* PROBLEM REQUIREMENTS: Look through the lines below for the word "description", and copy every line that has it.

-- Opening Marker --

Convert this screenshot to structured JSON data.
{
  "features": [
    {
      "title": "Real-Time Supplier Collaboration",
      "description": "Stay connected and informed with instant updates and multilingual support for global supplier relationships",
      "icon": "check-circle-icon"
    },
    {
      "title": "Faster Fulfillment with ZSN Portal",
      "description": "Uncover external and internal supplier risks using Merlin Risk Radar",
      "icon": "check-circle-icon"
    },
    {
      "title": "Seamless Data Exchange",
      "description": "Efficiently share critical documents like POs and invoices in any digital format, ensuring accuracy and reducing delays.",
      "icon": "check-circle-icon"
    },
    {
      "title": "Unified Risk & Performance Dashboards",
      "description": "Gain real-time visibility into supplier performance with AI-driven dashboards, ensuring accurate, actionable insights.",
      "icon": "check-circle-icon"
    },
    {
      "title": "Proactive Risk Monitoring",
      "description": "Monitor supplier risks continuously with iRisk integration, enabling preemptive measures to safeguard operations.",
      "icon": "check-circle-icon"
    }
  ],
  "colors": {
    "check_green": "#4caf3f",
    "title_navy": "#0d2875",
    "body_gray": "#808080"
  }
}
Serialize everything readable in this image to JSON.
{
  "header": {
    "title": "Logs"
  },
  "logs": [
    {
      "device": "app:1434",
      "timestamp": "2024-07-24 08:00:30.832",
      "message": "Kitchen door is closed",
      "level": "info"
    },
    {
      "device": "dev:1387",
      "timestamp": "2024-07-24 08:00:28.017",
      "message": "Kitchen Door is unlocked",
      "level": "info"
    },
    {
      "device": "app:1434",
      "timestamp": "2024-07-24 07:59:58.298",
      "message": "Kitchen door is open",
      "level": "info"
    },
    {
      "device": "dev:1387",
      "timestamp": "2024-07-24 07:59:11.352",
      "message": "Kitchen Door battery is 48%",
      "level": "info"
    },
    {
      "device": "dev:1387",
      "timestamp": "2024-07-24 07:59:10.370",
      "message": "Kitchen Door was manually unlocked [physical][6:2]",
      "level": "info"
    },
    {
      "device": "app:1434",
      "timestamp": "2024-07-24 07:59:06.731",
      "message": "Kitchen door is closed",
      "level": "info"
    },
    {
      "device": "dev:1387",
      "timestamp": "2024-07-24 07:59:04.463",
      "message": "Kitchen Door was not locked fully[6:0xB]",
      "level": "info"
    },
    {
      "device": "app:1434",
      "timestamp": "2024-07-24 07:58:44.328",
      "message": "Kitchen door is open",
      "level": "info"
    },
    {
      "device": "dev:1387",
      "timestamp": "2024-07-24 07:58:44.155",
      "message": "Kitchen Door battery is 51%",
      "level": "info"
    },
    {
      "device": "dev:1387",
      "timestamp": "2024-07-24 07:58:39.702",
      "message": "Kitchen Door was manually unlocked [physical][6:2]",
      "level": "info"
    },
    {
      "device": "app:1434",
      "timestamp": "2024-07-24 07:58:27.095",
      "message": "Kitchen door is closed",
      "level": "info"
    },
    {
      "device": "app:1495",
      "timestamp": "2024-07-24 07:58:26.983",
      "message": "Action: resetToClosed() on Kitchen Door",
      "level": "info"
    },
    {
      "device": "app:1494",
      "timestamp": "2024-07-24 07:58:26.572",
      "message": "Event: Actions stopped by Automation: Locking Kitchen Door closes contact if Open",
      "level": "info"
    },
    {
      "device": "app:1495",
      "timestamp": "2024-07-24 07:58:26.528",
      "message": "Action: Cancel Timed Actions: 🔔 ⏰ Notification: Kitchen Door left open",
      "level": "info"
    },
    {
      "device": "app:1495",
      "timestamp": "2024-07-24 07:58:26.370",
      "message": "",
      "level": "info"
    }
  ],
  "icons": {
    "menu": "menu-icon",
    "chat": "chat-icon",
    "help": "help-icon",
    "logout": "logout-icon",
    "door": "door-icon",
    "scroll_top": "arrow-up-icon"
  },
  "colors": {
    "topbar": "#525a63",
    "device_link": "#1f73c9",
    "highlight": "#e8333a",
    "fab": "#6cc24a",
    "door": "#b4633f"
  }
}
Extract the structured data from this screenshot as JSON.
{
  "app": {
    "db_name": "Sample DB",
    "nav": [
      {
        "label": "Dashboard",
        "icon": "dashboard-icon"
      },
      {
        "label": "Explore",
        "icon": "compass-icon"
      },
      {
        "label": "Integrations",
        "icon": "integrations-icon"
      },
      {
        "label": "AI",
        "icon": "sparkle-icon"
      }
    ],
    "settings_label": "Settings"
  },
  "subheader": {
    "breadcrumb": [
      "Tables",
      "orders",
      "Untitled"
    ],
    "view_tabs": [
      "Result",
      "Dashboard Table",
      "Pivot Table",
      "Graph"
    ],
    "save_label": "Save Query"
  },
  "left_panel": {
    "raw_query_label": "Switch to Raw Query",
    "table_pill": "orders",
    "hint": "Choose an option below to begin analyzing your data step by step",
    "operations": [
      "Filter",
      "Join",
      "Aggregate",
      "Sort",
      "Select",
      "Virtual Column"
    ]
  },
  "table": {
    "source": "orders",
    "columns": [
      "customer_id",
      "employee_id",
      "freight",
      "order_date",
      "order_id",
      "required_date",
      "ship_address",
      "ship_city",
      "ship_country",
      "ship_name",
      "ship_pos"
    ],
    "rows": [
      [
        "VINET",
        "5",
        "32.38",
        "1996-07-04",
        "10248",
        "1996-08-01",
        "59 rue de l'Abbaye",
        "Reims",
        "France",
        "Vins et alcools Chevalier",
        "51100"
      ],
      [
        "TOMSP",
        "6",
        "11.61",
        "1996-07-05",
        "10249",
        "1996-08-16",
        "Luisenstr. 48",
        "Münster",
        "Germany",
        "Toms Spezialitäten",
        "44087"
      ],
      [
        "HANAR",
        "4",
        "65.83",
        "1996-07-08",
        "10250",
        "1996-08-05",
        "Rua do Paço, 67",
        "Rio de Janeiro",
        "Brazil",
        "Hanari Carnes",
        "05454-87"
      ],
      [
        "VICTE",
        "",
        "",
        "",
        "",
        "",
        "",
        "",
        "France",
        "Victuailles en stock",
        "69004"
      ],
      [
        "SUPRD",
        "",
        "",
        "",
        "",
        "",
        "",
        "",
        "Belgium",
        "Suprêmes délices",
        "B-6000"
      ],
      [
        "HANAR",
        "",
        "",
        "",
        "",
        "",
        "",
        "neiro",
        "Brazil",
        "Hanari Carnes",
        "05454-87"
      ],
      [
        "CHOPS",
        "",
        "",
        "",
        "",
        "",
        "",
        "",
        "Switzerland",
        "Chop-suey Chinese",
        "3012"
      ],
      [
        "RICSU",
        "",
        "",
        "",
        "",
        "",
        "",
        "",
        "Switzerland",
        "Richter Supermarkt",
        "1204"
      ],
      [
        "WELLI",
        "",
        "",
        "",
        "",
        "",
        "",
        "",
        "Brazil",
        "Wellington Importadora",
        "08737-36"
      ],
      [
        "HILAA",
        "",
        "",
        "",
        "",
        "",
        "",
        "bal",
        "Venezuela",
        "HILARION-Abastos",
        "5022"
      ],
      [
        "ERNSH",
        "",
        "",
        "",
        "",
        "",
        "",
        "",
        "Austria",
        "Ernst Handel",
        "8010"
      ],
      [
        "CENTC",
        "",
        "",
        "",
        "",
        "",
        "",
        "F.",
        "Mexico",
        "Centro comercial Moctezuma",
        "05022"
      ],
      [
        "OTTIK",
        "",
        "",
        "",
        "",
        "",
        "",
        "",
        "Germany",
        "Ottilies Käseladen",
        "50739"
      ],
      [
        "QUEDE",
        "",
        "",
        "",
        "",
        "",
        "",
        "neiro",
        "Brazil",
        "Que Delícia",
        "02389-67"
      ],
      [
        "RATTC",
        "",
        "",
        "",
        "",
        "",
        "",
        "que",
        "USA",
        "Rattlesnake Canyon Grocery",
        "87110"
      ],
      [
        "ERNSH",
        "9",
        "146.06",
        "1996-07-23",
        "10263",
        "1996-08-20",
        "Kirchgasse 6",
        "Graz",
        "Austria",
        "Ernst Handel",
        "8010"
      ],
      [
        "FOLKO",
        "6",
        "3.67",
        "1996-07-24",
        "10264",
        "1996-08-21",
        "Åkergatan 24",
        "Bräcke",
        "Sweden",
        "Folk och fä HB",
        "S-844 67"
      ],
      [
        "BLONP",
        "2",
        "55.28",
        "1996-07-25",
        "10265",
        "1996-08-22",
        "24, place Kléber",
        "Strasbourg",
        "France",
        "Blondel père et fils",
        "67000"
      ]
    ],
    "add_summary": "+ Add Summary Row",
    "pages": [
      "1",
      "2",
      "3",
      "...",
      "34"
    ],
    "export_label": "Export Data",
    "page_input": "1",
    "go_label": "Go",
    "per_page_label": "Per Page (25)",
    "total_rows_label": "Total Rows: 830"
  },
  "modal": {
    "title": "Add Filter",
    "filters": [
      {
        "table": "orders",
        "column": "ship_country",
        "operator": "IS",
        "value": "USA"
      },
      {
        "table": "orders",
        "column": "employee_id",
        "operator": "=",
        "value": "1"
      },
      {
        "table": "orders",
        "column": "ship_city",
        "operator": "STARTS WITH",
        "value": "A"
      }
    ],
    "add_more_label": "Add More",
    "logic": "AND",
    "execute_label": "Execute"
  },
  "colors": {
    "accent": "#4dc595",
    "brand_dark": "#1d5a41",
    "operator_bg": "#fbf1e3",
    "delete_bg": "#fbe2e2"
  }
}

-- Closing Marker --

* EXERCISE RESPONSE:
      "description": "Stay connected and informed with instant updates and multilingual support for global supplier relationships",
      "description": "Uncover external and internal supplier risks using Merlin Risk Radar",
      "description": "Efficiently share critical documents like POs and invoices in any digital format, ensuring accuracy and reducing delays.",
      "description": "Gain real-time visibility into supplier performance with AI-driven dashboards, ensuring accurate, actionable insights.",
      "description": "Monitor supplier risks continuously with iRisk integration, enabling preemptive measures to safeguard operations.",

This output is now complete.